I asked her, “What happened?!”
“I fell off a stool at Bedford,” she laughed. “Prison is literally killing me.”
We both laughed. Perhaps a little too long.
“You know,” she said, “I’m thinking of starting my own greeting card line for prisoners and their loved ones? People don’t realize there’s a lot of us, and I really think it would be a hit.”
“Yes. Totally. Martha Stewart could endorse it. Though, I’m not sure she would want to highlight her time in prison. Might be bad for business”
“No, I really think there is something in that.”
“I do too.”
“What’s Bedford?” I asked.
“It’s the maximum security prison right across the street. Everyone goes there first until they are assigned.”
“Gotcha. Are you relieved to be here?”
“There’s abuse in both places. That’s why I pretty much keep to myself.”
We continued, and she proceeded to tell me how the mind was the most dangerous “weapon” here. There was nothing to do:
“There’s a gym,” she said. “It holds 40 people, and there are 400 of us.”
“Is there a library?”
“Yes, if it’s open. They have classes, but it only goes as far as an associates’ degree. I have my Master’s.”
She told me a little bit about the group culture. I felt so comfortable talking with her. I didn’t want to feel invasive, but we were just having a conversation about the state of the “system” as she sees it. I asked her if she had any friends or sense of community. She said she kept to herself because it was safer, but she did help tutor a couple of folks in math for their GED so they would “have her back” should a situation arise.

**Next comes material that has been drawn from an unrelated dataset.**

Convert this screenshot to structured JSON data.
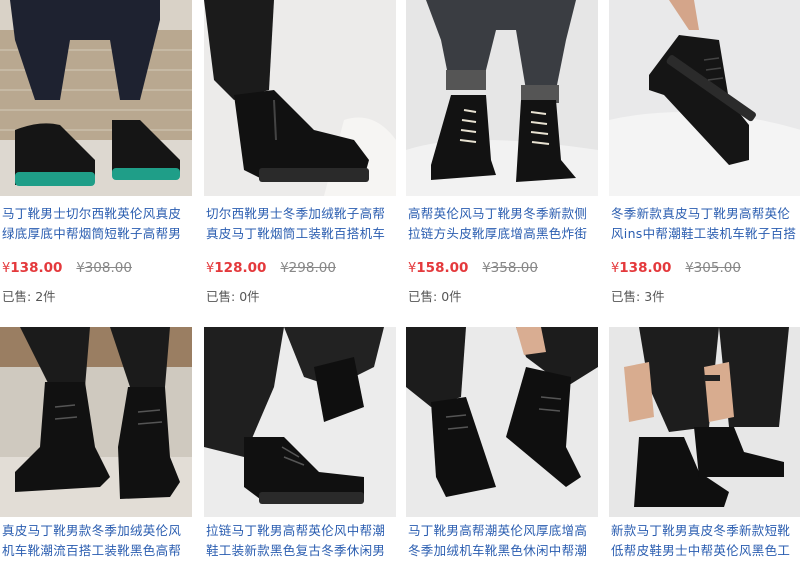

We proceeded to talk about where she was from, and she told me about her family and her husband, who was a very well-respected dentist. And of course, in the back of my mind, I kept thinking, “what are you in here for?” I share with her a bit about my own family, and how I have a new niece and a nephew coming, and gushed about how I don’t think I’ve ever seen my mom as happy as she is as when she is being a grandmother to Veronica.
Her eyes dropped and she sadly smiled. After a brief moment, she said, “I made a poor choice, but I don’t regret why I made that choice. I would do anything for my grandson, and I made a poor choice. But I don’t regret why I made that choice. To this day, I would do anything for him.”
And this opened up a whole other tap dance. I wholeheartedly agreed with her. We started to talk about my take as the Nurse, and how the character would do absolutely anything for the love and protection of Juliet — it is that deep a love and that deep a binding force, and I get it. We talked about motherhood, and what it is to love someone that deeply — deep deep deep — and the deep repercussions of what it is to love that deeply. I think she could sense I was trying to justify her position, though I still had no idea what she did, because she kept interjecting, “I made a poor choice, but I don’t regret why.” She continued to give me details around the situation that brought her there but never revealed the actual “crime.”
“The media was not kind,” she said. “My daughter forgives me. She brings my grandson to visit every three weeks.” We continued in this for a bit, until my stage manager gently comes up to me, and signals, “places.” As I extended my hand to her, she gave me her full name, twice, making it clear she wanted me to know her story and to see her.
Talk to me in a couple of months, and maybe I will be better able to articulate my feelings, but maybe I won’t. What I do know is I carry all the amazing people I met, their energy, their joy, their brokenness, their mistakes, their love, their generosity, their curiosity, their presence, their regret in my cells, and for that, I am deeply grateful and forever changed.